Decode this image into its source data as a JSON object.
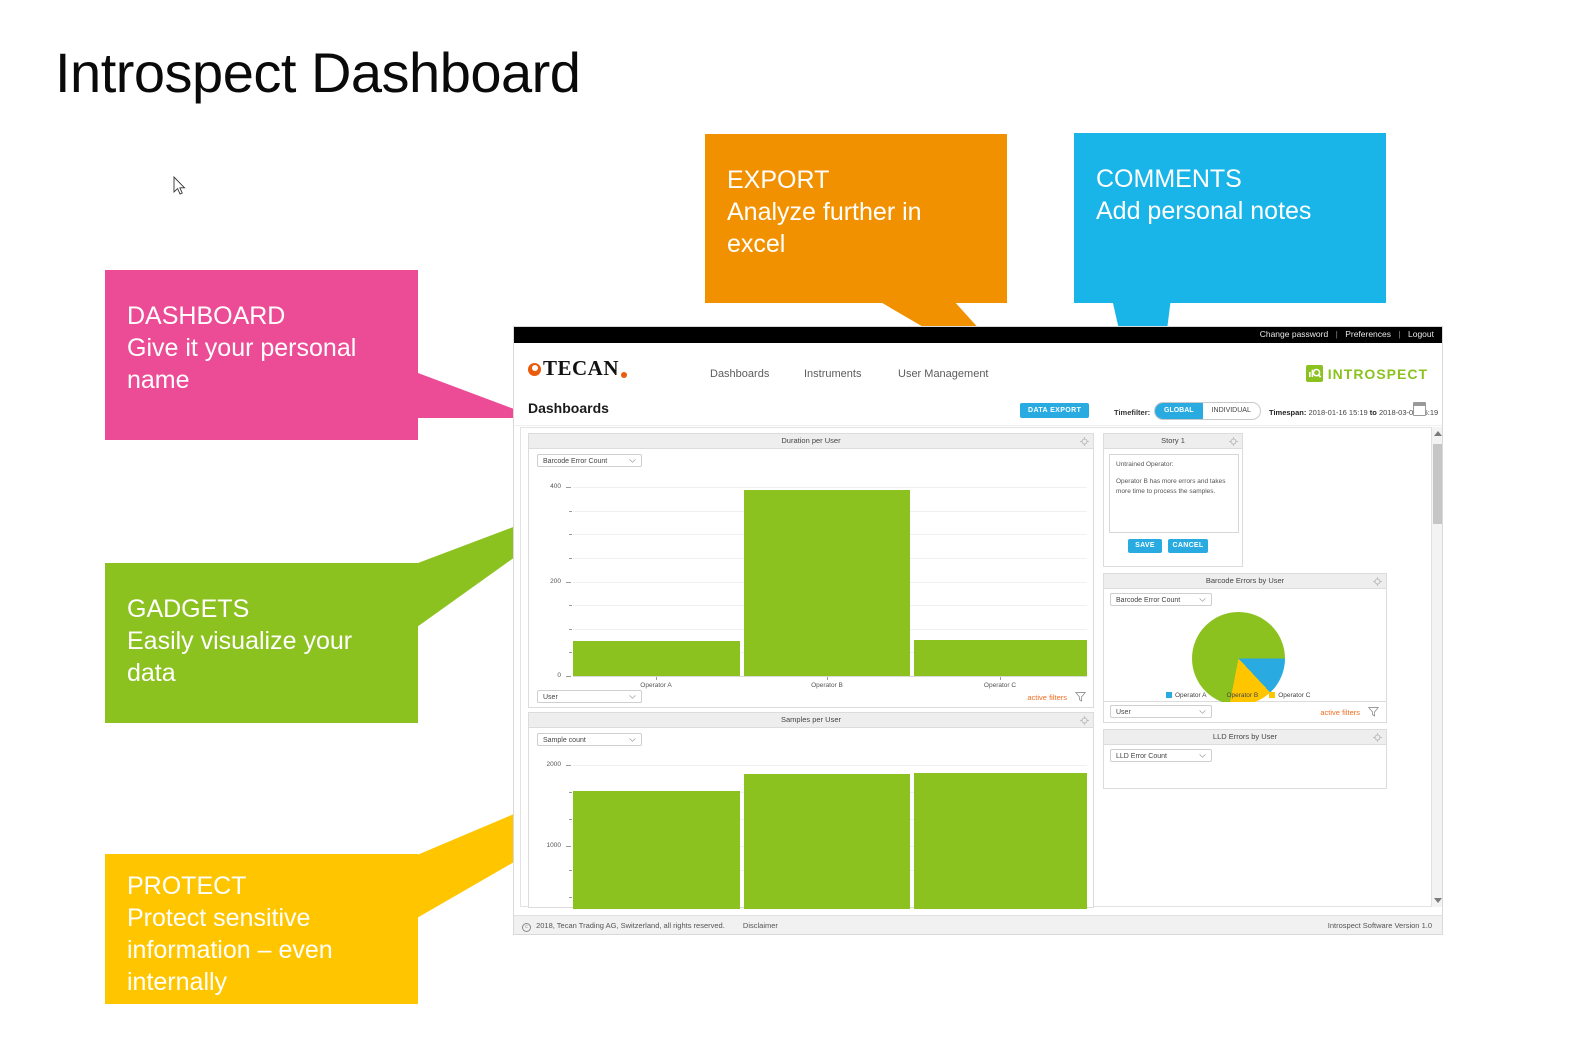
{
  "slide": {
    "title": "Introspect Dashboard"
  },
  "callouts": [
    {
      "id": "dashboard",
      "head": "DASHBOARD",
      "sub": "Give it your personal name",
      "color": "#EC4C96"
    },
    {
      "id": "gadgets",
      "head": "GADGETS",
      "sub": "Easily visualize your data",
      "color": "#8CC220"
    },
    {
      "id": "protect",
      "head": "PROTECT",
      "sub": "Protect sensitive information – even internally",
      "color": "#FFC600"
    },
    {
      "id": "export",
      "head": "EXPORT",
      "sub": "Analyze further in excel",
      "color": "#F29100"
    },
    {
      "id": "comments",
      "head": "COMMENTS",
      "sub": "Add personal notes",
      "color": "#19B5E8"
    }
  ],
  "app": {
    "topbar": {
      "change_password": "Change password",
      "preferences": "Preferences",
      "logout": "Logout",
      "separator": "|"
    },
    "brand": {
      "tecan": "TECAN",
      "introspect": "INTROSPECT"
    },
    "nav": [
      {
        "label": "Dashboards"
      },
      {
        "label": "Instruments"
      },
      {
        "label": "User Management"
      }
    ],
    "subbar": {
      "page_heading": "Dashboards",
      "data_export": "DATA EXPORT",
      "timefilter_label": "Timefilter:",
      "toggle_global": "GLOBAL",
      "toggle_individual": "INDIVIDUAL",
      "timespan_label": "Timespan:",
      "timespan_from": "2018-01-16 15:19",
      "timespan_to_label": "to",
      "timespan_to": "2018-03-01 15:19"
    },
    "footer": {
      "copyright": "2018, Tecan Trading AG, Switzerland, all rights reserved.",
      "disclaimer": "Disclaimer",
      "version": "Introspect Software Version 1.0"
    }
  },
  "gadgets": {
    "duration": {
      "title": "Duration per User",
      "metric_select": "Barcode Error Count",
      "group_select": "User",
      "active_filters": "active filters"
    },
    "samples": {
      "title": "Samples per User",
      "metric_select": "Sample count"
    },
    "story": {
      "title": "Story 1",
      "note_title": "Untrained Operator:",
      "note_body": "Operator B has more errors and takes more time to process the samples.",
      "save": "SAVE",
      "cancel": "CANCEL"
    },
    "barcode_pie": {
      "title": "Barcode Errors by User",
      "metric_select": "Barcode Error Count",
      "group_select": "User",
      "active_filters": "active filters"
    },
    "lld": {
      "title": "LLD Errors by User",
      "metric_select": "LLD Error Count"
    }
  },
  "chart_data": [
    {
      "type": "bar",
      "title": "Duration per User",
      "categories": [
        "Operator A",
        "Operator B",
        "Operator C"
      ],
      "values": [
        75,
        396,
        78
      ],
      "xlabel": "",
      "ylabel": "",
      "ylim": [
        0,
        420
      ],
      "yticks": [
        0,
        200,
        400
      ],
      "ytick_labels": [
        "0",
        "200",
        "400"
      ],
      "grid": true,
      "color": "#8CC220"
    },
    {
      "type": "bar",
      "title": "Samples per User",
      "categories": [
        "Operator A",
        "Operator B",
        "Operator C"
      ],
      "values": [
        1440,
        1870,
        1880
      ],
      "xlabel": "",
      "ylabel": "",
      "ylim": [
        0,
        2100
      ],
      "yticks": [
        1000,
        2000
      ],
      "ytick_labels": [
        "1000",
        "2000"
      ],
      "grid": true,
      "color": "#8CC220"
    },
    {
      "type": "pie",
      "title": "Barcode Errors by User",
      "categories": [
        "Operator A",
        "Operator B",
        "Operator C"
      ],
      "values": [
        13,
        72,
        15
      ],
      "colors": [
        "#29ABE2",
        "#8CC220",
        "#FFC600"
      ],
      "legend": "bottom"
    }
  ]
}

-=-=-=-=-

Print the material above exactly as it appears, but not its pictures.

Decode this image into its source data as a JSON object.
{
  "slide": {
    "title": "Introspect Dashboard"
  },
  "callouts": [
    {
      "id": "dashboard",
      "head": "DASHBOARD",
      "sub": "Give it your personal name",
      "color": "#EC4C96"
    },
    {
      "id": "gadgets",
      "head": "GADGETS",
      "sub": "Easily visualize your data",
      "color": "#8CC220"
    },
    {
      "id": "protect",
      "head": "PROTECT",
      "sub": "Protect sensitive information – even internally",
      "color": "#FFC600"
    },
    {
      "id": "export",
      "head": "EXPORT",
      "sub": "Analyze further in excel",
      "color": "#F29100"
    },
    {
      "id": "comments",
      "head": "COMMENTS",
      "sub": "Add personal notes",
      "color": "#19B5E8"
    }
  ],
  "app": {
    "topbar": {
      "change_password": "Change password",
      "preferences": "Preferences",
      "logout": "Logout",
      "separator": "|"
    },
    "brand": {
      "tecan": "TECAN",
      "introspect": "INTROSPECT"
    },
    "nav": [
      {
        "label": "Dashboards"
      },
      {
        "label": "Instruments"
      },
      {
        "label": "User Management"
      }
    ],
    "subbar": {
      "page_heading": "Dashboards",
      "data_export": "DATA EXPORT",
      "timefilter_label": "Timefilter:",
      "toggle_global": "GLOBAL",
      "toggle_individual": "INDIVIDUAL",
      "timespan_label": "Timespan:",
      "timespan_from": "2018-01-16 15:19",
      "timespan_to_label": "to",
      "timespan_to": "2018-03-01 15:19"
    },
    "footer": {
      "copyright": "2018, Tecan Trading AG, Switzerland, all rights reserved.",
      "disclaimer": "Disclaimer",
      "version": "Introspect Software Version 1.0"
    }
  },
  "gadgets": {
    "duration": {
      "title": "Duration per User",
      "metric_select": "Barcode Error Count",
      "group_select": "User",
      "active_filters": "active filters"
    },
    "samples": {
      "title": "Samples per User",
      "metric_select": "Sample count"
    },
    "story": {
      "title": "Story 1",
      "note_title": "Untrained Operator:",
      "note_body": "Operator B has more errors and takes more time to process the samples.",
      "save": "SAVE",
      "cancel": "CANCEL"
    },
    "barcode_pie": {
      "title": "Barcode Errors by User",
      "metric_select": "Barcode Error Count",
      "group_select": "User",
      "active_filters": "active filters"
    },
    "lld": {
      "title": "LLD Errors by User",
      "metric_select": "LLD Error Count"
    }
  },
  "chart_data": [
    {
      "type": "bar",
      "title": "Duration per User",
      "categories": [
        "Operator A",
        "Operator B",
        "Operator C"
      ],
      "values": [
        75,
        396,
        78
      ],
      "xlabel": "",
      "ylabel": "",
      "ylim": [
        0,
        420
      ],
      "yticks": [
        0,
        200,
        400
      ],
      "ytick_labels": [
        "0",
        "200",
        "400"
      ],
      "grid": true,
      "color": "#8CC220"
    },
    {
      "type": "bar",
      "title": "Samples per User",
      "categories": [
        "Operator A",
        "Operator B",
        "Operator C"
      ],
      "values": [
        1440,
        1870,
        1880
      ],
      "xlabel": "",
      "ylabel": "",
      "ylim": [
        0,
        2100
      ],
      "yticks": [
        1000,
        2000
      ],
      "ytick_labels": [
        "1000",
        "2000"
      ],
      "grid": true,
      "color": "#8CC220"
    },
    {
      "type": "pie",
      "title": "Barcode Errors by User",
      "categories": [
        "Operator A",
        "Operator B",
        "Operator C"
      ],
      "values": [
        13,
        72,
        15
      ],
      "colors": [
        "#29ABE2",
        "#8CC220",
        "#FFC600"
      ],
      "legend": "bottom"
    }
  ]
}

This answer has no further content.